So, I decided to leave this afternoon. By two o'clock I'd put fifteen gallons more fuel in the Cessna (you don't want to have full tanks getting out of a 2600 foot strip at 4,724 foot elevation), and I was climbing out on a left downwind from Runway 25 at Mack Mesa Airport 10CO.
From Fruita you have to climb up out of the Colorado River Valley and over the Book Cliffs. I was at 7,500 when I crossed the cliffs.
Not long afterward I was at 8,500 - the Cessna was maintaining a comfortable 500 foot per minute climb - and could see over most of the peaks, which meant we were higher and could safely pass.
It's rugged country, with dramatic cliffs.
I suppose we have to have a Rorschach Test Pond for the day - I'm guessing prehistoric fish?

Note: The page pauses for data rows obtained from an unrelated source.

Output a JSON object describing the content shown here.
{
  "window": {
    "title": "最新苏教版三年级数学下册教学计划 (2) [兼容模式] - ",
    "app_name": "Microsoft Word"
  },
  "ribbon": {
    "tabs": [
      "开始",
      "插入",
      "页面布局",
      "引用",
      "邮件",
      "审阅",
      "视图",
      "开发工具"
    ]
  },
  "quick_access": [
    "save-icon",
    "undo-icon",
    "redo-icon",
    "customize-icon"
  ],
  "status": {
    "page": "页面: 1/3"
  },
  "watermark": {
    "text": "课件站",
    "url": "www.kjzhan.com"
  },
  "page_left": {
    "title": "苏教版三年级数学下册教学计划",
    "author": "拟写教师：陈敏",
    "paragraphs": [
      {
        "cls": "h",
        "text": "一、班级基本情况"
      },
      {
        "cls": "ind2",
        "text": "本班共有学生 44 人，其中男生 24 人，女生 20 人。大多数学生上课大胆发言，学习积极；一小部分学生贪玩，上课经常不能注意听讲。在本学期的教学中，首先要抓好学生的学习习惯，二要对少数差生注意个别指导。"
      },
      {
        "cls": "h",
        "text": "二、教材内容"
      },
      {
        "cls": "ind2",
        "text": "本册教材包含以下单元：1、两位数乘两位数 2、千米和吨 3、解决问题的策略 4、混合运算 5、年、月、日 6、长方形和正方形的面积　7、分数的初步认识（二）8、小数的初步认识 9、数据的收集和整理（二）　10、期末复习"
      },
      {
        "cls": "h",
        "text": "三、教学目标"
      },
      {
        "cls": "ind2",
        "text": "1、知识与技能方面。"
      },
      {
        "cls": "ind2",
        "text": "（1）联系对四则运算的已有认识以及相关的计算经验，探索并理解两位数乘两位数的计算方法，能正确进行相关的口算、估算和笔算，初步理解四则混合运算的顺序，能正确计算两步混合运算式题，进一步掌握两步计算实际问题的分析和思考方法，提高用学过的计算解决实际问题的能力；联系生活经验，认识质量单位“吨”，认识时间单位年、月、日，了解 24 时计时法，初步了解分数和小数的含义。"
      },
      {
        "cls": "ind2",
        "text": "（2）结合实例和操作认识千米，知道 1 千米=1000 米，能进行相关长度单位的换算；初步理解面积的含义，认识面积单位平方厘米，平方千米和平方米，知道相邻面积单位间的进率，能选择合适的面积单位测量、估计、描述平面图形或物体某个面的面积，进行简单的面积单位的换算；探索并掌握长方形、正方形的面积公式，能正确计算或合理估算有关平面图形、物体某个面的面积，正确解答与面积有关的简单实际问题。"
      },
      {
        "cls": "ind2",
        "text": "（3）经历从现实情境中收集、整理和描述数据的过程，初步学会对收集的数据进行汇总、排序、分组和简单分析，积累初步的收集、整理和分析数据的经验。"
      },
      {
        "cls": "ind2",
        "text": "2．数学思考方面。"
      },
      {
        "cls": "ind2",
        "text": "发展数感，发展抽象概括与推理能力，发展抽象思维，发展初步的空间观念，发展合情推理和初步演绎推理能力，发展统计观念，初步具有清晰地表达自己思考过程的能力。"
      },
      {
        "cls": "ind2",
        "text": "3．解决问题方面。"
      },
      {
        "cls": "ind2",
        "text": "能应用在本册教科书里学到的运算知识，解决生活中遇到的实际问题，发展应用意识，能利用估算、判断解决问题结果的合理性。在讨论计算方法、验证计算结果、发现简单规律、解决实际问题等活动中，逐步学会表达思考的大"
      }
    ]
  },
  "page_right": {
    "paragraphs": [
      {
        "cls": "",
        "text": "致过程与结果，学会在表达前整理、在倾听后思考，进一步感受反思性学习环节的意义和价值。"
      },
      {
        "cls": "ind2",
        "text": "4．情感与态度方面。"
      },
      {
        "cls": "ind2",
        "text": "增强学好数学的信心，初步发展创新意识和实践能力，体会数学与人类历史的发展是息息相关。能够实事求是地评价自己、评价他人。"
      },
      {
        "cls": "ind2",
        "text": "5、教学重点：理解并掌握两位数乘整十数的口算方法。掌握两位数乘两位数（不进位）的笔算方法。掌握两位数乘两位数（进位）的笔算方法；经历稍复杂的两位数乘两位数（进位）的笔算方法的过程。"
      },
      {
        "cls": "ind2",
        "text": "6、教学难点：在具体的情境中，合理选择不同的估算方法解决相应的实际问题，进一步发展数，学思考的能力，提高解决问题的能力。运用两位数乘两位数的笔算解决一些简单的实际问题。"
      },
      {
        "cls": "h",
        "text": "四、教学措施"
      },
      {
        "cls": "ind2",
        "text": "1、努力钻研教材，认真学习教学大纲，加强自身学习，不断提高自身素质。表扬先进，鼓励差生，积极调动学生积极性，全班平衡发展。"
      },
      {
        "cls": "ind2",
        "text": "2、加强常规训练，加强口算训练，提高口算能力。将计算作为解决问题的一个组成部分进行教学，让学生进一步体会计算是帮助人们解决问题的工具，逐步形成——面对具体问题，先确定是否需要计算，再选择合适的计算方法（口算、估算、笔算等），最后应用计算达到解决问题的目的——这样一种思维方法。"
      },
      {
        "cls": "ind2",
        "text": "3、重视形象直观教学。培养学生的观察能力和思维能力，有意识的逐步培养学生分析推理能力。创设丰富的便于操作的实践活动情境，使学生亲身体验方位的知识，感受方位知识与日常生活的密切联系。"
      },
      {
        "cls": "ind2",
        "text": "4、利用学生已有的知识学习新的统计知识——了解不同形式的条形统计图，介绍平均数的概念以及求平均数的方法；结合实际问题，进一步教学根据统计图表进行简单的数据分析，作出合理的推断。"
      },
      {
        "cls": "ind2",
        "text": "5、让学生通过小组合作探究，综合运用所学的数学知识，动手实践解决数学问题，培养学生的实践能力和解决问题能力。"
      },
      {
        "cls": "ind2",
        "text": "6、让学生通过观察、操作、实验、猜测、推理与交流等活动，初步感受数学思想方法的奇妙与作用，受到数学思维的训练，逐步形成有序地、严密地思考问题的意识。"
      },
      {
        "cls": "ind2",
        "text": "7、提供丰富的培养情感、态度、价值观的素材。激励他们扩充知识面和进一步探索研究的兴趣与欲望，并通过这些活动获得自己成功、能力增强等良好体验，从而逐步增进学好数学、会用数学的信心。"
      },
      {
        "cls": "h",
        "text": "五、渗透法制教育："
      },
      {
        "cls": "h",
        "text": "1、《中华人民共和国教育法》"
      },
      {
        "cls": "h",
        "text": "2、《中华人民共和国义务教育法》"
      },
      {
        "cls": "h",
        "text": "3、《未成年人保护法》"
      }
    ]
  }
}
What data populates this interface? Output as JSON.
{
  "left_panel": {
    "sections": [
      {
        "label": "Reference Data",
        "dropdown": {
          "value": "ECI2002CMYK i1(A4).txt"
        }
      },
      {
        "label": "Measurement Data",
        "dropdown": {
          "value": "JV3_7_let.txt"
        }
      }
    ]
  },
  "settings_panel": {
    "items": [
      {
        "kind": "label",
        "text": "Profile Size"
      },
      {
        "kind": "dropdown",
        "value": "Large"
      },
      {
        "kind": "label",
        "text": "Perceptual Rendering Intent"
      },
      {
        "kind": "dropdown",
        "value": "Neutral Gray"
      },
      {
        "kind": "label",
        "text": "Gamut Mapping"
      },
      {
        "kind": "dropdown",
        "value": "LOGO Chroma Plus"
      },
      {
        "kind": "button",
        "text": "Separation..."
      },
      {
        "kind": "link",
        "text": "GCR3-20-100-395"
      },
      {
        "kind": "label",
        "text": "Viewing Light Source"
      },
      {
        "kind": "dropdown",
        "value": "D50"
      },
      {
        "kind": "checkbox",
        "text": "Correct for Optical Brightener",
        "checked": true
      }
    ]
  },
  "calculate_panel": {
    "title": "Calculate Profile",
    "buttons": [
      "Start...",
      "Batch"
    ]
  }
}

After passing Meeker (KEEO), we'd climbed to our final altitude of 11,500 feet and were well above the terrain, heading directly for Robert VOR (BQZ) near Steamboat Springs. Steamboat Springs is in a valley, with the steep northeast end of the valley sloping up to a pass at around 10,500 feet.
There's snow on the ground at the upper end of the ski lifts at Steamboat, but not on the lower slopes - snow is in the forecast, so skiers can hope...
We crossed the pass above the ski area at 11,500, about 1,000 feet above ground level.
The other side of the pass drops steeply down to a broad, flat and dry valley called "North Park", which makes up most of Jackson County, Colorado, Colorado's third-least inhabited county.
The Canadian River snakes through North Park.
The eastern border of North Park is another ridge, but the pass near Walden, CO, is much lower than the one at Steamboat. I descended down to about 10,000 feet as we crossed the ridge.
Once through that pass, it's all flat - and downhill - to Cheyenne, about 70 miles eastward.
Right angles... always right angles...
A train on the line between Fort Collins, Colorado, and Laramie, Wyoming.
By a little after four o'clock, I was on a right downwind for runway 27 at Cheyenne KCYS. The winds were light, by Cheyenne standards - 280 at 11 gusting 15. The last time I was in Cheyenne they were gusting 34, so that seemed quite comfortable.
We landed, and soon afterward the FBO was giving me a lift to my motel.
The weather from here eastward is supposed to be nice over the next few days, so unless something changes I'll be in North Platte, Nebraska, tomorrow afternoon, Mason City, Iowa, Tuesday, and Oshkosh by mid-day Wednesday. Watch this spot for developments!